Children's Inn at NIH offers youths with rare diseases hope, and a place to bond
Friday, February 25, 2011; 10:52 PM
In the bright, airy atrium, an Argentine boy and a Jamaican boy watch, transfixed, as a boy from Utah plays on an Xbox. A Ukrainian family sits down to an early dinner while a British teenager rummages in the refrigerator for a snack as the smell of Caribbean chicken curry wafts overhead.
All are enjoying the normal trappings of family life. At the same time, they are painfully conscious of life's fragile thread.
This looks like a posh summer camp, complete with pool tables, basketball court, arts room and Wednesday night bingo games. But the "camp" is on the grounds of the Children's Inn at the National Institutes of Health in Bethesda. And the children have some of the world's most rare and mystifying diseases that have led their hometown doctors to throw up their hands in despair.
Accompanied by their families, they come here in a last-ditch effort to be saved. Their treatment is paid for by NIH, which spends hundreds of millions of dollars a year developing trial therapies of the type that these children participate in. Despite this access to cutting-edge research, many children ultimately die of the diseases that brought them to Bethesda.
The Inn offers the families 59 private rooms that connect to common playrooms, kitchens and lounges, including an oversize fireplace that gives the 72,000-square-foot facility the feel of a ski lodge.
Each year, about 1,500 children and young adults check in, and many find themselves forming tight friendships with other families.
"This woman from Russia, her son has the same thing our daughter has," said Sam Pauani of Newburgh, N.Y., who for two years has been coming to the Inn with his 3-year-old daughter, Quinn, so she can be treated for a rare inflammatory disease. "We've met people from India, Russia, Australia. Everyone's kind of in the same boat: Either the doctors [at home] don't know what's wrong, or they can't do anything."
Families from the United States tend to stay for shorter periods, returning as necessary for additional treatment and monitoring.
International visitors, who make up 10 percent of the families, stay longer, in part because of the expense and difficulty of traveling. For them, the Inn becomes their home in America.
When Benjamin Lopez and his parents arrived at the Inn from Chile three years ago, the boy, now 5, was so sick that Chilean doctors had given up hope of stopping the infectious abscesses ravaging his brain, lungs and bones.

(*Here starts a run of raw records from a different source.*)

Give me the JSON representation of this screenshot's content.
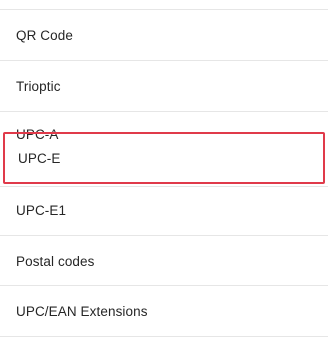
{
  "list": {
    "items": [
      {
        "label": "QR Code"
      },
      {
        "label": "Trioptic"
      },
      {
        "label": "UPC-A"
      },
      {
        "label": "UPC-E"
      },
      {
        "label": "UPC-E1"
      },
      {
        "label": "Postal codes"
      },
      {
        "label": "UPC/EAN Extensions"
      }
    ],
    "selected_label": "UPC-E",
    "highlight_color": "#e03a4a"
  }
}
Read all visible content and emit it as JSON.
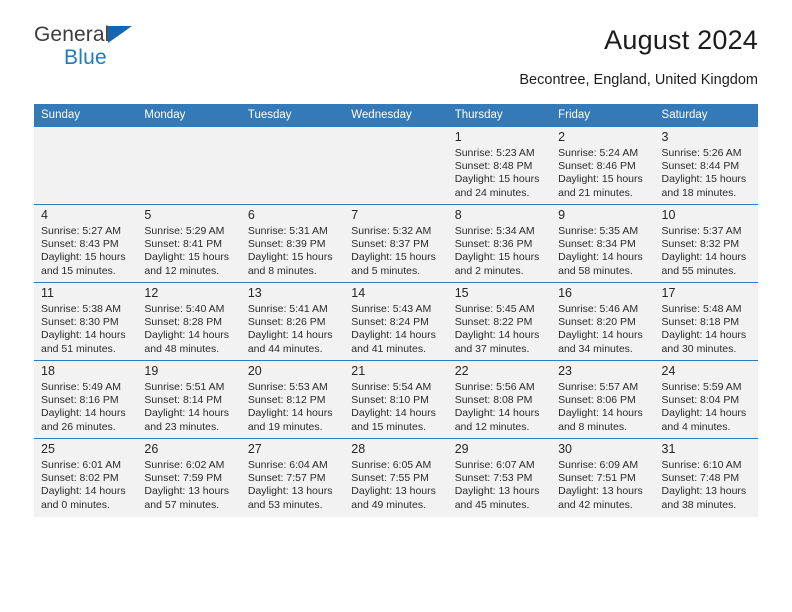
{
  "brand": {
    "name_top": "General",
    "name_bottom": "Blue",
    "triangle_color": "#1565b0",
    "blue_text_color": "#1f7ac4"
  },
  "header": {
    "title": "August 2024",
    "subtitle": "Becontree, England, United Kingdom",
    "header_bg_color": "#3479b8",
    "shaded_row_color": "#f2f2f2"
  },
  "calendar": {
    "weekday_headers": [
      "Sunday",
      "Monday",
      "Tuesday",
      "Wednesday",
      "Thursday",
      "Friday",
      "Saturday"
    ],
    "weeks": [
      [
        {
          "day": "",
          "info": ""
        },
        {
          "day": "",
          "info": ""
        },
        {
          "day": "",
          "info": ""
        },
        {
          "day": "",
          "info": ""
        },
        {
          "day": "1",
          "info": "Sunrise: 5:23 AM\nSunset: 8:48 PM\nDaylight: 15 hours\nand 24 minutes."
        },
        {
          "day": "2",
          "info": "Sunrise: 5:24 AM\nSunset: 8:46 PM\nDaylight: 15 hours\nand 21 minutes."
        },
        {
          "day": "3",
          "info": "Sunrise: 5:26 AM\nSunset: 8:44 PM\nDaylight: 15 hours\nand 18 minutes."
        }
      ],
      [
        {
          "day": "4",
          "info": "Sunrise: 5:27 AM\nSunset: 8:43 PM\nDaylight: 15 hours\nand 15 minutes."
        },
        {
          "day": "5",
          "info": "Sunrise: 5:29 AM\nSunset: 8:41 PM\nDaylight: 15 hours\nand 12 minutes."
        },
        {
          "day": "6",
          "info": "Sunrise: 5:31 AM\nSunset: 8:39 PM\nDaylight: 15 hours\nand 8 minutes."
        },
        {
          "day": "7",
          "info": "Sunrise: 5:32 AM\nSunset: 8:37 PM\nDaylight: 15 hours\nand 5 minutes."
        },
        {
          "day": "8",
          "info": "Sunrise: 5:34 AM\nSunset: 8:36 PM\nDaylight: 15 hours\nand 2 minutes."
        },
        {
          "day": "9",
          "info": "Sunrise: 5:35 AM\nSunset: 8:34 PM\nDaylight: 14 hours\nand 58 minutes."
        },
        {
          "day": "10",
          "info": "Sunrise: 5:37 AM\nSunset: 8:32 PM\nDaylight: 14 hours\nand 55 minutes."
        }
      ],
      [
        {
          "day": "11",
          "info": "Sunrise: 5:38 AM\nSunset: 8:30 PM\nDaylight: 14 hours\nand 51 minutes."
        },
        {
          "day": "12",
          "info": "Sunrise: 5:40 AM\nSunset: 8:28 PM\nDaylight: 14 hours\nand 48 minutes."
        },
        {
          "day": "13",
          "info": "Sunrise: 5:41 AM\nSunset: 8:26 PM\nDaylight: 14 hours\nand 44 minutes."
        },
        {
          "day": "14",
          "info": "Sunrise: 5:43 AM\nSunset: 8:24 PM\nDaylight: 14 hours\nand 41 minutes."
        },
        {
          "day": "15",
          "info": "Sunrise: 5:45 AM\nSunset: 8:22 PM\nDaylight: 14 hours\nand 37 minutes."
        },
        {
          "day": "16",
          "info": "Sunrise: 5:46 AM\nSunset: 8:20 PM\nDaylight: 14 hours\nand 34 minutes."
        },
        {
          "day": "17",
          "info": "Sunrise: 5:48 AM\nSunset: 8:18 PM\nDaylight: 14 hours\nand 30 minutes."
        }
      ],
      [
        {
          "day": "18",
          "info": "Sunrise: 5:49 AM\nSunset: 8:16 PM\nDaylight: 14 hours\nand 26 minutes."
        },
        {
          "day": "19",
          "info": "Sunrise: 5:51 AM\nSunset: 8:14 PM\nDaylight: 14 hours\nand 23 minutes."
        },
        {
          "day": "20",
          "info": "Sunrise: 5:53 AM\nSunset: 8:12 PM\nDaylight: 14 hours\nand 19 minutes."
        },
        {
          "day": "21",
          "info": "Sunrise: 5:54 AM\nSunset: 8:10 PM\nDaylight: 14 hours\nand 15 minutes."
        },
        {
          "day": "22",
          "info": "Sunrise: 5:56 AM\nSunset: 8:08 PM\nDaylight: 14 hours\nand 12 minutes."
        },
        {
          "day": "23",
          "info": "Sunrise: 5:57 AM\nSunset: 8:06 PM\nDaylight: 14 hours\nand 8 minutes."
        },
        {
          "day": "24",
          "info": "Sunrise: 5:59 AM\nSunset: 8:04 PM\nDaylight: 14 hours\nand 4 minutes."
        }
      ],
      [
        {
          "day": "25",
          "info": "Sunrise: 6:01 AM\nSunset: 8:02 PM\nDaylight: 14 hours\nand 0 minutes."
        },
        {
          "day": "26",
          "info": "Sunrise: 6:02 AM\nSunset: 7:59 PM\nDaylight: 13 hours\nand 57 minutes."
        },
        {
          "day": "27",
          "info": "Sunrise: 6:04 AM\nSunset: 7:57 PM\nDaylight: 13 hours\nand 53 minutes."
        },
        {
          "day": "28",
          "info": "Sunrise: 6:05 AM\nSunset: 7:55 PM\nDaylight: 13 hours\nand 49 minutes."
        },
        {
          "day": "29",
          "info": "Sunrise: 6:07 AM\nSunset: 7:53 PM\nDaylight: 13 hours\nand 45 minutes."
        },
        {
          "day": "30",
          "info": "Sunrise: 6:09 AM\nSunset: 7:51 PM\nDaylight: 13 hours\nand 42 minutes."
        },
        {
          "day": "31",
          "info": "Sunrise: 6:10 AM\nSunset: 7:48 PM\nDaylight: 13 hours\nand 38 minutes."
        }
      ]
    ]
  }
}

Afflicted with a rare immune system disorder, he could not walk or talk.
During their time at the Inn, Benjamin's family has become adept at helping newcomers adjust.
"When you see a family come and seem totally lost, you go help them, and if you speak their language, you tell them that they're not the only ones going through this and that they are safe here," said his mother, Alejandra Lorca.